“All Quasimodo knew was that this girl had once been kind to him.”
A deformed bell-ringer (Lon Chaney, Sr.) in Notre Dame Cathedral provides sanctuary to a young gypsy woman (Patsy Ruth Miller) falsely accused of killing a nobleman (Norman Kerry) who was actually stabbed by the jealous and unscrupulous brother (Brandon Hurst) of an archdeacon.
Genres, Themes, Actors, and Directors:
- Falsely Accused
- Historical Drama
- Lon Chaney, Sr. Films
- Silent Films
Response to Peary’s Review:
Peary recommends that film fanatics see this “first of many screen adaptations of Victor Hugo’s classic” before any others. He notes that it’s an “impressive production with large sets and hundreds of extras”, “beautifully photographed, ambitiously staged by director Wallace Worsley, and marvelously acted” by Chaney and Miller. He points out that the “key to Chaney’s definitive performance as Quasimodo is that his expressions and gestures are subtle, not demonstrative as one would expect in a silent picture”; he argues that while “later actors who played the hunchback hammed it up and worked too hard to get our pity”, “Chaney realized that the make-up alone was strong enough to make viewers feel sympathy for the hunchback — he wanted to show that Quasimodo’s personality was opposite of his monstrous exterior”. Peary concludes his review by noting that “the finale is extravagant and exciting, then poignant.” While I’m suitably impressed with how lavishly well-mounted this early silent flick is, I share less of Peary’s overall enthusiasm. It’s certainly worth a look for Chaney’s memorable performances, but the storyline creaks.
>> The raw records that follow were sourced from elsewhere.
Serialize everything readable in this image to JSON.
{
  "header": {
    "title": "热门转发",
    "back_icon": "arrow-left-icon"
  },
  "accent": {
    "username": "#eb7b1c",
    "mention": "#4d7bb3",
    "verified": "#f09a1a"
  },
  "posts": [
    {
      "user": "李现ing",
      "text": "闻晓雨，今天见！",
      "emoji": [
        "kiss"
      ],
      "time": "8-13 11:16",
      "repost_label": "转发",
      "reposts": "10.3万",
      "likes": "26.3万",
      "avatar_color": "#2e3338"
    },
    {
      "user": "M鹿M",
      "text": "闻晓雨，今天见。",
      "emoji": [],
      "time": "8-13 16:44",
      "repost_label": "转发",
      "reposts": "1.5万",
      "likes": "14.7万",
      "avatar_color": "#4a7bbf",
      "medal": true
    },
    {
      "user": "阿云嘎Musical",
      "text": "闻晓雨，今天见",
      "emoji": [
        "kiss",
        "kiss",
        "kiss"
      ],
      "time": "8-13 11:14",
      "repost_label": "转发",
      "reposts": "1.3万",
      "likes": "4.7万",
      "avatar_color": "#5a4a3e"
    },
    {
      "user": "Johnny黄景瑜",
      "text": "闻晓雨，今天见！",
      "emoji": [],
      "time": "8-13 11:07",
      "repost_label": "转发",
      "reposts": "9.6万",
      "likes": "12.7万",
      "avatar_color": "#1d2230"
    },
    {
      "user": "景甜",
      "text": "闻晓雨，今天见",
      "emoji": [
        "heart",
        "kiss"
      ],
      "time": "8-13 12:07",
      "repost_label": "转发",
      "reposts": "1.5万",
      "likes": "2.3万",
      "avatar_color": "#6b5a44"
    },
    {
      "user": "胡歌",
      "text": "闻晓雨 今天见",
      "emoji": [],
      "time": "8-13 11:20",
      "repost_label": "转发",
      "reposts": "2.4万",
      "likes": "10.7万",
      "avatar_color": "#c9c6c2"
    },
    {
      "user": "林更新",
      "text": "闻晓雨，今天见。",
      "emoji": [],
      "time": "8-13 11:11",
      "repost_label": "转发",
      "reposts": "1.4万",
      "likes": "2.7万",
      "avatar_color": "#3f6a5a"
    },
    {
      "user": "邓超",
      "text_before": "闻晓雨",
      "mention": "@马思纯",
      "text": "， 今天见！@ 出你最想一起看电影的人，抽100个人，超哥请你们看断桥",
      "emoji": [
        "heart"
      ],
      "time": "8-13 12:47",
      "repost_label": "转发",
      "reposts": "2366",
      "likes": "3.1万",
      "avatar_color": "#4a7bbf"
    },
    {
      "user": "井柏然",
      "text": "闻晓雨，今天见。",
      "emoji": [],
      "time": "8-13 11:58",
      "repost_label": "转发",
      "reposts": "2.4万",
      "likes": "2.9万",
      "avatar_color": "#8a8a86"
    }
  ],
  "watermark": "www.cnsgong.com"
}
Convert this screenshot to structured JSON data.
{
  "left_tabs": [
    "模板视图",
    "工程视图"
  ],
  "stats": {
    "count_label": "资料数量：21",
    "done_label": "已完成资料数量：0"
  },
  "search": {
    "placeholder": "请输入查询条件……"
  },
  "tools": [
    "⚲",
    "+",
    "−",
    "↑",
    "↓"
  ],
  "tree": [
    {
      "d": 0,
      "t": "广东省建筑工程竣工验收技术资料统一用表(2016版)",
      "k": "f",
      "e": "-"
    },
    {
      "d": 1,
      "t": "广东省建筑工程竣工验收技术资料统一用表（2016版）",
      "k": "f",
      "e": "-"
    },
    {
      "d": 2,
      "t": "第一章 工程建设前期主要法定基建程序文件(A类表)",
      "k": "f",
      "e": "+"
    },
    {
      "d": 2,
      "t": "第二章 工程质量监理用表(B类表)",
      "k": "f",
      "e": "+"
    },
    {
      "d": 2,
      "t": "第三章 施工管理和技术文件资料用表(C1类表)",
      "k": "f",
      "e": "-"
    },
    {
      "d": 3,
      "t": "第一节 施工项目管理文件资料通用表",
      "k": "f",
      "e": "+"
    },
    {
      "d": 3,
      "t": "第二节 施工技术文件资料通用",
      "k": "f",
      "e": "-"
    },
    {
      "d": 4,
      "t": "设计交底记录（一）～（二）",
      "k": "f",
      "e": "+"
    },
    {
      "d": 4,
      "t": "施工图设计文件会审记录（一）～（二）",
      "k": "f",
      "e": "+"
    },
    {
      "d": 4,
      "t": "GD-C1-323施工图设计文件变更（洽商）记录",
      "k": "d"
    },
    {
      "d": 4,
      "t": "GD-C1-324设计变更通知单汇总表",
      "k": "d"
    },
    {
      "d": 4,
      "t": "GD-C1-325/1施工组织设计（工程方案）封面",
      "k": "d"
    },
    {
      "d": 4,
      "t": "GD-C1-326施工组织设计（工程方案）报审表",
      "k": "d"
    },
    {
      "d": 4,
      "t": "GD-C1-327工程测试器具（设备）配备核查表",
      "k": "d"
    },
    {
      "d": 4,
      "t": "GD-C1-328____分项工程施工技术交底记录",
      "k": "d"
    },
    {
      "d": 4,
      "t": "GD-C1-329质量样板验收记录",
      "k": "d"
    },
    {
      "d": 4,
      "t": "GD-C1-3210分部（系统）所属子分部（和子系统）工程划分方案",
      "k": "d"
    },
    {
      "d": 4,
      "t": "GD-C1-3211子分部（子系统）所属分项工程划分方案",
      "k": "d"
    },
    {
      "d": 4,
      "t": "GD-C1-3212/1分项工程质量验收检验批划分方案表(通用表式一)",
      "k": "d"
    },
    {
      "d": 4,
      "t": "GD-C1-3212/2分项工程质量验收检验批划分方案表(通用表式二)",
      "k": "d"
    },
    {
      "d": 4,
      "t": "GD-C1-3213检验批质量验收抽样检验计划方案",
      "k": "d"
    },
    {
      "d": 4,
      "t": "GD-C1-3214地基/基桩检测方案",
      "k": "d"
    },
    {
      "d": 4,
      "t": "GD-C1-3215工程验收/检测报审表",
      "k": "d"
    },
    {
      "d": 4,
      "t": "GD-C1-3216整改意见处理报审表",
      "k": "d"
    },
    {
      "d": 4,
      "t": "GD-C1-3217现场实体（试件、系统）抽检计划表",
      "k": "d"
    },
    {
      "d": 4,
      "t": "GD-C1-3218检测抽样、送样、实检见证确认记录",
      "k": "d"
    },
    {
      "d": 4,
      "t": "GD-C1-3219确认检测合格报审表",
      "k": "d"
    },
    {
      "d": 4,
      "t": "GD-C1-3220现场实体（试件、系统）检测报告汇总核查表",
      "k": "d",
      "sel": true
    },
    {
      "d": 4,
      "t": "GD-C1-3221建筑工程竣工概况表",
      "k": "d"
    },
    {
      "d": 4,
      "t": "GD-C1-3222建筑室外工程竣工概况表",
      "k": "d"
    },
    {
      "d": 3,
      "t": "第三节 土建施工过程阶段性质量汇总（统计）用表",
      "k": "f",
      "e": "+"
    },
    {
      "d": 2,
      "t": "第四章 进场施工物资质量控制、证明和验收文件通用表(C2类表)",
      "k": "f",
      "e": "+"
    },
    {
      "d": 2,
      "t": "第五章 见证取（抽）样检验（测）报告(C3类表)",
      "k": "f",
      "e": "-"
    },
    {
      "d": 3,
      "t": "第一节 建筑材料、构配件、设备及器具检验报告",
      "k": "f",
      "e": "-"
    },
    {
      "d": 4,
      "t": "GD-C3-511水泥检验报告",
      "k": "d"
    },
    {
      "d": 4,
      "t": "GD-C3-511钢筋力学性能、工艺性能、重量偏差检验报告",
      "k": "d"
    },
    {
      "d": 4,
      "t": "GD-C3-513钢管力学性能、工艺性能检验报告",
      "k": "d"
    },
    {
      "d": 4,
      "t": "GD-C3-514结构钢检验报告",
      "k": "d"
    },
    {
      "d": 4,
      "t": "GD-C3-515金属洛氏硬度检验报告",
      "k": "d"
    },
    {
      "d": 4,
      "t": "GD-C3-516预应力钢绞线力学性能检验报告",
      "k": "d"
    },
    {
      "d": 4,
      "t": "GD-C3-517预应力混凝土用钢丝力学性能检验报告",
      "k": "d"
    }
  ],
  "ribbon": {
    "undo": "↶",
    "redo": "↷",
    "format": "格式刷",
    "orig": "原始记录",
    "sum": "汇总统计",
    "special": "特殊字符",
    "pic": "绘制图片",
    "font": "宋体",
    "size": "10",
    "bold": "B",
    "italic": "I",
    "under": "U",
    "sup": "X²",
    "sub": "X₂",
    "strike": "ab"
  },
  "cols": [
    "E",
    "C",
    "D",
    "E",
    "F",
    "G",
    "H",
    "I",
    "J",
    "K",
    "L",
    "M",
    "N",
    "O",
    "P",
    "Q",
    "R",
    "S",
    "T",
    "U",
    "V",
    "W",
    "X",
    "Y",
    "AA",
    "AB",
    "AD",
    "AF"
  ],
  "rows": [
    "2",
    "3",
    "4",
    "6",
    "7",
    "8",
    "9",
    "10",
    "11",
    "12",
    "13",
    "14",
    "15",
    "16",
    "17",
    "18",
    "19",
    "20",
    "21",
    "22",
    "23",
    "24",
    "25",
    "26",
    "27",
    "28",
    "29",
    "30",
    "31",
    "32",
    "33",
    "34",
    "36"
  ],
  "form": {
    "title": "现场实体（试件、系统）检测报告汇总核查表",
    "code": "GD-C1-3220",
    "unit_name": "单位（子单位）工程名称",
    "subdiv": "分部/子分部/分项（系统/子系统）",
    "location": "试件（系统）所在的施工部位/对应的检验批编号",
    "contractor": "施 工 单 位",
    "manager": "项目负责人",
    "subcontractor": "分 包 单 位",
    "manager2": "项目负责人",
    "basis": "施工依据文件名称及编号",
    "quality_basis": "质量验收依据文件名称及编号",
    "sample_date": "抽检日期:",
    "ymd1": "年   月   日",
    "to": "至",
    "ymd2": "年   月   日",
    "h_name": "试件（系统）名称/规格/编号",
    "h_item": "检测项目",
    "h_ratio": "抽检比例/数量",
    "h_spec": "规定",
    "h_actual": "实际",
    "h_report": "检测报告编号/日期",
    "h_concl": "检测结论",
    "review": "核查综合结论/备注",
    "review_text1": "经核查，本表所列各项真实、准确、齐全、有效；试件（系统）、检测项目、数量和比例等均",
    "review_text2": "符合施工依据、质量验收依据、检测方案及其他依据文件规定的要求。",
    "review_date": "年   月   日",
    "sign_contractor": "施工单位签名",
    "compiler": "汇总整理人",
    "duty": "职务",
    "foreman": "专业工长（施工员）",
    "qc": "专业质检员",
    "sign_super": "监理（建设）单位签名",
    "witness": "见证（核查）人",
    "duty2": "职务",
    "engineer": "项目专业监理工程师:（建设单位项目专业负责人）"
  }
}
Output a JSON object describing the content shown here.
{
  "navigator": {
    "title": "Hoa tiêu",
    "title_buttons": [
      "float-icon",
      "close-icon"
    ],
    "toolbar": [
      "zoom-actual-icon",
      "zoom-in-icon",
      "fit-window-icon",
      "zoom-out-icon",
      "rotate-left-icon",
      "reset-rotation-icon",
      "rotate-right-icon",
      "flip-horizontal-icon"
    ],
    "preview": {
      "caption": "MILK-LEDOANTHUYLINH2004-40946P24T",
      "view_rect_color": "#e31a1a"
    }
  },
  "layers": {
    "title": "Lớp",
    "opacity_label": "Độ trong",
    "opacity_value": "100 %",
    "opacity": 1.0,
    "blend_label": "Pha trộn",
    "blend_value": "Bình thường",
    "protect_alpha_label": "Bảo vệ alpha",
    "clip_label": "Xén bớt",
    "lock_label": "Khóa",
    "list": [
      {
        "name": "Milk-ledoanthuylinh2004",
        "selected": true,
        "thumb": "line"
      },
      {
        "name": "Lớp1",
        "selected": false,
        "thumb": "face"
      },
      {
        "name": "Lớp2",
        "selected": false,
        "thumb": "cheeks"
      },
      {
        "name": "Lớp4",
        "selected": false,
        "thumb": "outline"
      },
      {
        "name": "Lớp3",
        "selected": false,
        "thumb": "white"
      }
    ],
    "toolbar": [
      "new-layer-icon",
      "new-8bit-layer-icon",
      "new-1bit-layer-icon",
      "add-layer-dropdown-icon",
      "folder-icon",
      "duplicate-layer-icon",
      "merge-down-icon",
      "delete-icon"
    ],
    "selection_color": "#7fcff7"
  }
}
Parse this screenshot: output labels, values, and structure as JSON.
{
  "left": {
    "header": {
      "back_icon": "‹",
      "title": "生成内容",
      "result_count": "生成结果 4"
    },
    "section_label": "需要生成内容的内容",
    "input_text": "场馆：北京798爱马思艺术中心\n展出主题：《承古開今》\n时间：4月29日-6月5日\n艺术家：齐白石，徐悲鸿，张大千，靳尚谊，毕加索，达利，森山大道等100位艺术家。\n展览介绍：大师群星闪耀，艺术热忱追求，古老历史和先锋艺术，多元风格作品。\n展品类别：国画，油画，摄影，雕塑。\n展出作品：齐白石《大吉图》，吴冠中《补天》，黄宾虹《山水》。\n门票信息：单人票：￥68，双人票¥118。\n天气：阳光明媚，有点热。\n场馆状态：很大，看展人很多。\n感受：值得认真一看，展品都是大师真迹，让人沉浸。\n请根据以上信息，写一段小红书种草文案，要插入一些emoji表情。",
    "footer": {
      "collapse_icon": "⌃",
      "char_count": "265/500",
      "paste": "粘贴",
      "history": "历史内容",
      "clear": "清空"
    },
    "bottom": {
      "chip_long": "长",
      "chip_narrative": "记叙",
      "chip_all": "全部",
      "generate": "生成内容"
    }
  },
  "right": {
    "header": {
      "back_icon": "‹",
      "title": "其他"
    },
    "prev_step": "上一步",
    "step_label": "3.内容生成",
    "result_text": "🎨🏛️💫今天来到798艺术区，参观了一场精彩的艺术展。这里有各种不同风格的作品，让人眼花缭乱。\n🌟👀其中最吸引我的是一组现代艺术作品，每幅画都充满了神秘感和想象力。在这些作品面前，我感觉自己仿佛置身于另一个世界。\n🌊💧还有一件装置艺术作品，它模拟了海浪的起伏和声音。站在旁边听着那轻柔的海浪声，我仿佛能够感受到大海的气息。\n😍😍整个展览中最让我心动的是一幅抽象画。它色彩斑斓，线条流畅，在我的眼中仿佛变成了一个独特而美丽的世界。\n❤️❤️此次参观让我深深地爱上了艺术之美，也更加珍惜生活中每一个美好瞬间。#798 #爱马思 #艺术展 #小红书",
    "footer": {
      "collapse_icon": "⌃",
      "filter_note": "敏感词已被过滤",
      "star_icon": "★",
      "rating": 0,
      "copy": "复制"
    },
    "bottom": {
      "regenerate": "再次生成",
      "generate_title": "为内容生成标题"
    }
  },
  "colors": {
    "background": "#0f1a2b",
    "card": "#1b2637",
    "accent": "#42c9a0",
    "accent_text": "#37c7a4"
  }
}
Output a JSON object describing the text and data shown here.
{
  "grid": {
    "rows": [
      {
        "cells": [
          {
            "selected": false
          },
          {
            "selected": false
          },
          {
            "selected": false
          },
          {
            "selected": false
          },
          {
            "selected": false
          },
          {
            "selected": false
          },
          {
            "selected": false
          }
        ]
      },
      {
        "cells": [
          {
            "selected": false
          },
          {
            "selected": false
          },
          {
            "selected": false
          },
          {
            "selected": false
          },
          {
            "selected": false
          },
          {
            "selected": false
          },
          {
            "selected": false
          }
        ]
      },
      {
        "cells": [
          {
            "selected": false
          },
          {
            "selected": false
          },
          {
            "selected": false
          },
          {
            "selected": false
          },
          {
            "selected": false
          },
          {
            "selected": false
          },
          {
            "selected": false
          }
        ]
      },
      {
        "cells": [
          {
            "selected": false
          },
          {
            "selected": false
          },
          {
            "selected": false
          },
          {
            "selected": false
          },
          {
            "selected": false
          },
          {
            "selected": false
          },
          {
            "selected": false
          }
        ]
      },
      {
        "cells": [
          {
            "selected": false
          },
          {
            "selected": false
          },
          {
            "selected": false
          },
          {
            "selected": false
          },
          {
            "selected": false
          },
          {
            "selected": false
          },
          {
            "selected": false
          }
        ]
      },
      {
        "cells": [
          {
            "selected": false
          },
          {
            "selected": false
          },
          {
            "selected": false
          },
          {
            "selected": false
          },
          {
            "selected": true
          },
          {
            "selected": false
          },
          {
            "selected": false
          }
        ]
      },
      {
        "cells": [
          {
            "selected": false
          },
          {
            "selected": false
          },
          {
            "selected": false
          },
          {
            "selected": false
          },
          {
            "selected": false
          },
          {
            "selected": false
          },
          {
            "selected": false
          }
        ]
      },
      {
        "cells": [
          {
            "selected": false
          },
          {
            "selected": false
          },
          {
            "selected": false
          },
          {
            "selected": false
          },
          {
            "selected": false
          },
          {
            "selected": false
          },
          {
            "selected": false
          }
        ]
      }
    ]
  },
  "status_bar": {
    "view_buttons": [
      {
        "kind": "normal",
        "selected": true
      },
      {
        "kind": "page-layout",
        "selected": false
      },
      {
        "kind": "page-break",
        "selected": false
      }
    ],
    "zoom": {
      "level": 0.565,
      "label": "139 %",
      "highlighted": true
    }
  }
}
Redeeming Qualities and Moments:
- Lon Chaney, Sr. as Quasimodo
- Impressive sets (spanning 19 acres) and handling of large crowds
No, though it’s worth a look as a lavish early silent adaptation, and to see Chaney, Sr. in one of his signature roles.
One thought on “Hunchback of Notre Dame, The (1923)”
First viewing. Only a must-see for Chaney, Sr. fans or those who have a strong interest in silent cinema. Otherwise…
I also don’t share Peary’s enthusiasm for this particular film – *as* a film. And though I do have a respect for Chaney, I probably prefer Laughton’s performance in the 1939 version.
I agree that this version creaks a bit. As I said in my response to the 1939 version, I haven’t read the novel – and this version and the 1939 film differ in some fundamental details involving characters and their relationships. But it’s never been a novel that seemed to hold much appeal for me.